[Data provided]
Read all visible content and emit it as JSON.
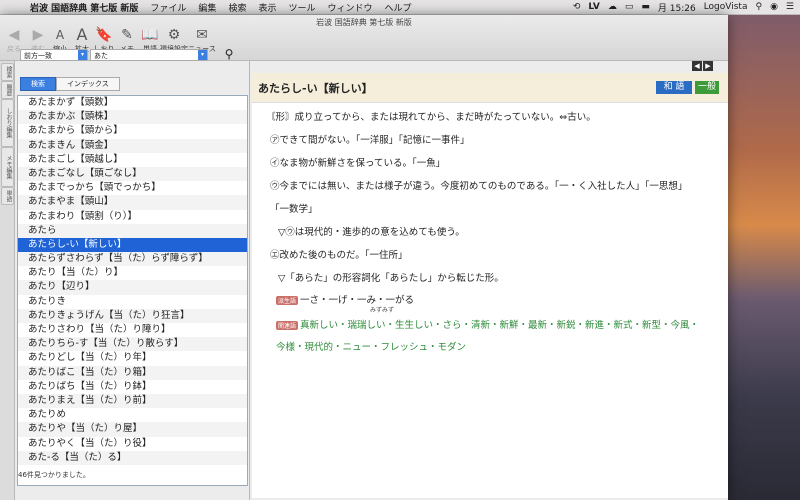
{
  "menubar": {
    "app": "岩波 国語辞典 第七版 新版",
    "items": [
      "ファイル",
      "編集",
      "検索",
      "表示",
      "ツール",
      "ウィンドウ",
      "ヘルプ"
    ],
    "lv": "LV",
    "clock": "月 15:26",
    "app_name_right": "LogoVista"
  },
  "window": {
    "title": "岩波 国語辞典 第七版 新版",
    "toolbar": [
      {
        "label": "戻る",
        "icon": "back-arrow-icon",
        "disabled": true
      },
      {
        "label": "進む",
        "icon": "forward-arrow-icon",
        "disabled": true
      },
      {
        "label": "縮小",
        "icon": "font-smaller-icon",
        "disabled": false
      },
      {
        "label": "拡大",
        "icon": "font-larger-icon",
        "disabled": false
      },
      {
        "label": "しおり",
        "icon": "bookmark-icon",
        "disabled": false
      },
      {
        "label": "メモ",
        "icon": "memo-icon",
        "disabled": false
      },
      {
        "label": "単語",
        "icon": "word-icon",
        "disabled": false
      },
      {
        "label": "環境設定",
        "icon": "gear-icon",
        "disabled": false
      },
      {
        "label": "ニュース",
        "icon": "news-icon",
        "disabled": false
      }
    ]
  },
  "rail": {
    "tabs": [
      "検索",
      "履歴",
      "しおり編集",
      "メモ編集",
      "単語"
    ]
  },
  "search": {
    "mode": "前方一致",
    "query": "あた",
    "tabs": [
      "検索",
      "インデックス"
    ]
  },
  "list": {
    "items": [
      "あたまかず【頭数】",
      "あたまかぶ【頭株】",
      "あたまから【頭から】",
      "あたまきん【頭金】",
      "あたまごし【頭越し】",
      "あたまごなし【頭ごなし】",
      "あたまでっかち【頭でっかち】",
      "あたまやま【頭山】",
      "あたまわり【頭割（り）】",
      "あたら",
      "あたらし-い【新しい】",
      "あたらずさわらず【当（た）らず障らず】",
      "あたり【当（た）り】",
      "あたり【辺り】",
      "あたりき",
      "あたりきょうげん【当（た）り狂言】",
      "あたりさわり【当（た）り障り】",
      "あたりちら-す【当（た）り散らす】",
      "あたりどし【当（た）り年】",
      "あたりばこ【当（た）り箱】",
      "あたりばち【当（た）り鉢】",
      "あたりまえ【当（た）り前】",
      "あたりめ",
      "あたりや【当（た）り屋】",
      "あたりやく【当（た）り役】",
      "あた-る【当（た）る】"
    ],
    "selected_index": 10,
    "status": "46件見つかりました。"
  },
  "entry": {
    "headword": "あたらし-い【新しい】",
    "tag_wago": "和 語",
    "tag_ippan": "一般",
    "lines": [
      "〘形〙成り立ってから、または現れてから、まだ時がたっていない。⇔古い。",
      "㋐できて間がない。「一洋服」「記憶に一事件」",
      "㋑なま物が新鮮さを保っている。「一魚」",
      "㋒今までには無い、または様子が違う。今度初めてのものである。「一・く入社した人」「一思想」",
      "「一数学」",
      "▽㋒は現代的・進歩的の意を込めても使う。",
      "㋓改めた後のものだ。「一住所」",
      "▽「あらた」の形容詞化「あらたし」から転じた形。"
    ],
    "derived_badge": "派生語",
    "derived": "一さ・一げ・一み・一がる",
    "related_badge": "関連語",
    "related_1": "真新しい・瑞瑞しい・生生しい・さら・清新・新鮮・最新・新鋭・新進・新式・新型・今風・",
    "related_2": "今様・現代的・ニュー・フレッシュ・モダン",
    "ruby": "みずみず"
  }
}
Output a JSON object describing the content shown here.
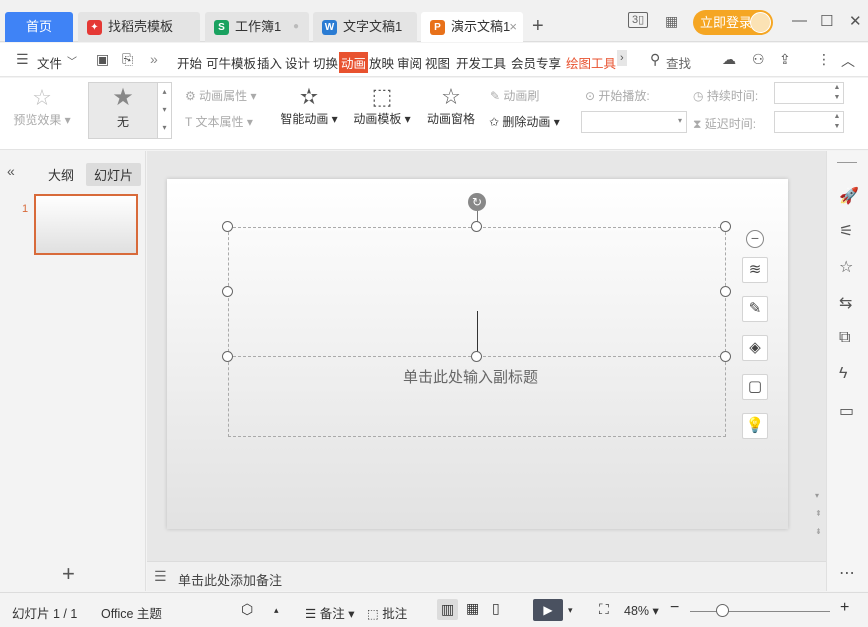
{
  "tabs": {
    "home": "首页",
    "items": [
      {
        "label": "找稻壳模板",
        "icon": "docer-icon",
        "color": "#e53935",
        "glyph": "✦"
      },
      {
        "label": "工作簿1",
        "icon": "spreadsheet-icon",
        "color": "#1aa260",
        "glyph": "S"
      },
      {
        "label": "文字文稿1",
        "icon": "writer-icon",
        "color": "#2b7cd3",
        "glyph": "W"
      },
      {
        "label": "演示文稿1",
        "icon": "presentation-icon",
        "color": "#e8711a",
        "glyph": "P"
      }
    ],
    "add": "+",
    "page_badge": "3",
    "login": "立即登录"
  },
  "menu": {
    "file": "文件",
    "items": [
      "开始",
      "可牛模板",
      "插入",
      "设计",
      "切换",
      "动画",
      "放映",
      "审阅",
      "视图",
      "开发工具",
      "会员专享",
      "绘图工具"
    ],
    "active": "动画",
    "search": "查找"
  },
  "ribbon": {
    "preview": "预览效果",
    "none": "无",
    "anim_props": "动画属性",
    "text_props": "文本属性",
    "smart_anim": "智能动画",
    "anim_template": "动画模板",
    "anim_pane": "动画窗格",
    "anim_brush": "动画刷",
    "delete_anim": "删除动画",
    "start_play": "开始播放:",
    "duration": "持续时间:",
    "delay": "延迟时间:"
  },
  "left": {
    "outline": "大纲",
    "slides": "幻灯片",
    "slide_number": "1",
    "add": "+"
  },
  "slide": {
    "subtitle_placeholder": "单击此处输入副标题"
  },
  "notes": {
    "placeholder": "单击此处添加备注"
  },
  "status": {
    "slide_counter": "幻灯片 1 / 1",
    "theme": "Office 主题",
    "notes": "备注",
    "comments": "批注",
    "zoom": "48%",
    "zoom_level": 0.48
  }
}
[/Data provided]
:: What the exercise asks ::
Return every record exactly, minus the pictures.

:: Written answer ::
Read all visible content and emit it as JSON.
{
  "menubar": {
    "app": "岩波 国語辞典 第七版 新版",
    "items": [
      "ファイル",
      "編集",
      "検索",
      "表示",
      "ツール",
      "ウィンドウ",
      "ヘルプ"
    ],
    "lv": "LV",
    "clock": "月 15:26",
    "app_name_right": "LogoVista"
  },
  "window": {
    "title": "岩波 国語辞典 第七版 新版",
    "toolbar": [
      {
        "label": "戻る",
        "icon": "back-arrow-icon",
        "disabled": true
      },
      {
        "label": "進む",
        "icon": "forward-arrow-icon",
        "disabled": true
      },
      {
        "label": "縮小",
        "icon": "font-smaller-icon",
        "disabled": false
      },
      {
        "label": "拡大",
        "icon": "font-larger-icon",
        "disabled": false
      },
      {
        "label": "しおり",
        "icon": "bookmark-icon",
        "disabled": false
      },
      {
        "label": "メモ",
        "icon": "memo-icon",
        "disabled": false
      },
      {
        "label": "単語",
        "icon": "word-icon",
        "disabled": false
      },
      {
        "label": "環境設定",
        "icon": "gear-icon",
        "disabled": false
      },
      {
        "label": "ニュース",
        "icon": "news-icon",
        "disabled": false
      }
    ]
  },
  "rail": {
    "tabs": [
      "検索",
      "履歴",
      "しおり編集",
      "メモ編集",
      "単語"
    ]
  },
  "search": {
    "mode": "前方一致",
    "query": "あた",
    "tabs": [
      "検索",
      "インデックス"
    ]
  },
  "list": {
    "items": [
      "あたまかず【頭数】",
      "あたまかぶ【頭株】",
      "あたまから【頭から】",
      "あたまきん【頭金】",
      "あたまごし【頭越し】",
      "あたまごなし【頭ごなし】",
      "あたまでっかち【頭でっかち】",
      "あたまやま【頭山】",
      "あたまわり【頭割（り）】",
      "あたら",
      "あたらし-い【新しい】",
      "あたらずさわらず【当（た）らず障らず】",
      "あたり【当（た）り】",
      "あたり【辺り】",
      "あたりき",
      "あたりきょうげん【当（た）り狂言】",
      "あたりさわり【当（た）り障り】",
      "あたりちら-す【当（た）り散らす】",
      "あたりどし【当（た）り年】",
      "あたりばこ【当（た）り箱】",
      "あたりばち【当（た）り鉢】",
      "あたりまえ【当（た）り前】",
      "あたりめ",
      "あたりや【当（た）り屋】",
      "あたりやく【当（た）り役】",
      "あた-る【当（た）る】"
    ],
    "selected_index": 10,
    "status": "46件見つかりました。"
  },
  "entry": {
    "headword": "あたらし-い【新しい】",
    "tag_wago": "和 語",
    "tag_ippan": "一般",
    "lines": [
      "〘形〙成り立ってから、または現れてから、まだ時がたっていない。⇔古い。",
      "㋐できて間がない。「一洋服」「記憶に一事件」",
      "㋑なま物が新鮮さを保っている。「一魚」",
      "㋒今までには無い、または様子が違う。今度初めてのものである。「一・く入社した人」「一思想」",
      "「一数学」",
      "▽㋒は現代的・進歩的の意を込めても使う。",
      "㋓改めた後のものだ。「一住所」",
      "▽「あらた」の形容詞化「あらたし」から転じた形。"
    ],
    "derived_badge": "派生語",
    "derived": "一さ・一げ・一み・一がる",
    "related_badge": "関連語",
    "related_1": "真新しい・瑞瑞しい・生生しい・さら・清新・新鮮・最新・新鋭・新進・新式・新型・今風・",
    "related_2": "今様・現代的・ニュー・フレッシュ・モダン",
    "ruby": "みずみず"
  }
}
Output a JSON object describing the content shown here.
{
  "tabs": {
    "home": "首页",
    "items": [
      {
        "label": "找稻壳模板",
        "icon": "docer-icon",
        "color": "#e53935",
        "glyph": "✦"
      },
      {
        "label": "工作簿1",
        "icon": "spreadsheet-icon",
        "color": "#1aa260",
        "glyph": "S"
      },
      {
        "label": "文字文稿1",
        "icon": "writer-icon",
        "color": "#2b7cd3",
        "glyph": "W"
      },
      {
        "label": "演示文稿1",
        "icon": "presentation-icon",
        "color": "#e8711a",
        "glyph": "P"
      }
    ],
    "add": "+",
    "page_badge": "3",
    "login": "立即登录"
  },
  "menu": {
    "file": "文件",
    "items": [
      "开始",
      "可牛模板",
      "插入",
      "设计",
      "切换",
      "动画",
      "放映",
      "审阅",
      "视图",
      "开发工具",
      "会员专享",
      "绘图工具"
    ],
    "active": "动画",
    "search": "查找"
  },
  "ribbon": {
    "preview": "预览效果",
    "none": "无",
    "anim_props": "动画属性",
    "text_props": "文本属性",
    "smart_anim": "智能动画",
    "anim_template": "动画模板",
    "anim_pane": "动画窗格",
    "anim_brush": "动画刷",
    "delete_anim": "删除动画",
    "start_play": "开始播放:",
    "duration": "持续时间:",
    "delay": "延迟时间:"
  },
  "left": {
    "outline": "大纲",
    "slides": "幻灯片",
    "slide_number": "1",
    "add": "+"
  },
  "slide": {
    "subtitle_placeholder": "单击此处输入副标题"
  },
  "notes": {
    "placeholder": "单击此处添加备注"
  },
  "status": {
    "slide_counter": "幻灯片 1 / 1",
    "theme": "Office 主题",
    "notes": "备注",
    "comments": "批注",
    "zoom": "48%",
    "zoom_level": 0.48
  }
}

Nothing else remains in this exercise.